* _Exercise instructions_
Go over the records and copy every line with the string "JSON".

==*==

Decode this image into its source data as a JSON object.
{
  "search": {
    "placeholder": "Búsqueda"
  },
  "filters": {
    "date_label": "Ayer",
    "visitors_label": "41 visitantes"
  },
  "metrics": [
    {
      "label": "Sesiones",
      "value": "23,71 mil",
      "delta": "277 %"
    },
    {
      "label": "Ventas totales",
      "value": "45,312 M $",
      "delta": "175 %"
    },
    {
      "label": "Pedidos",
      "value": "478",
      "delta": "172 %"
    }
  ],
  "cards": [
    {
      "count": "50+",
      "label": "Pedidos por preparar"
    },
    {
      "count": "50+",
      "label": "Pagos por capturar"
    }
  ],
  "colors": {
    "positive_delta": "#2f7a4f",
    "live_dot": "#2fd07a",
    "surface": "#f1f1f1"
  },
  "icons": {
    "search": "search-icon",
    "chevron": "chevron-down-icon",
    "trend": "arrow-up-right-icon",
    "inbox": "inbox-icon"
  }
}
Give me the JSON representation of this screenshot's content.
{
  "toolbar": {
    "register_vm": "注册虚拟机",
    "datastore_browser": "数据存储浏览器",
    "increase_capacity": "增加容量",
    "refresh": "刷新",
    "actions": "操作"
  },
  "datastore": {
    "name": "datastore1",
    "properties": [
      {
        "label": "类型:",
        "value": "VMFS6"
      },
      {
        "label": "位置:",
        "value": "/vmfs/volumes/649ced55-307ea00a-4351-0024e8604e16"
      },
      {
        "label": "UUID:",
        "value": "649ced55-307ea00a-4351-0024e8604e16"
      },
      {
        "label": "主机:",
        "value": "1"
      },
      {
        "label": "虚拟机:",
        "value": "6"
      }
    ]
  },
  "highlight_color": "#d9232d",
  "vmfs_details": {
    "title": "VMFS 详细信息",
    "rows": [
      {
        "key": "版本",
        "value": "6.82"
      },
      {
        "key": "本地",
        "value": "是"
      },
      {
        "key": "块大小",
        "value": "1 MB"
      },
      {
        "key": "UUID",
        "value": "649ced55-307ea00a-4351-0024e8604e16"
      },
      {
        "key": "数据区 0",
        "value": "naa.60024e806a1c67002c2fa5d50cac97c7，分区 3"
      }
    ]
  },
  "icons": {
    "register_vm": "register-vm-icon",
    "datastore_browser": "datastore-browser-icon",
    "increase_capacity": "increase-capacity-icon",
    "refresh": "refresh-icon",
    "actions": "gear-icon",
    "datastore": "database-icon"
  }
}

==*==

* _Task result_
Decode this image into its source data as a JSON object.
Give me the JSON representation of this screenshot's content.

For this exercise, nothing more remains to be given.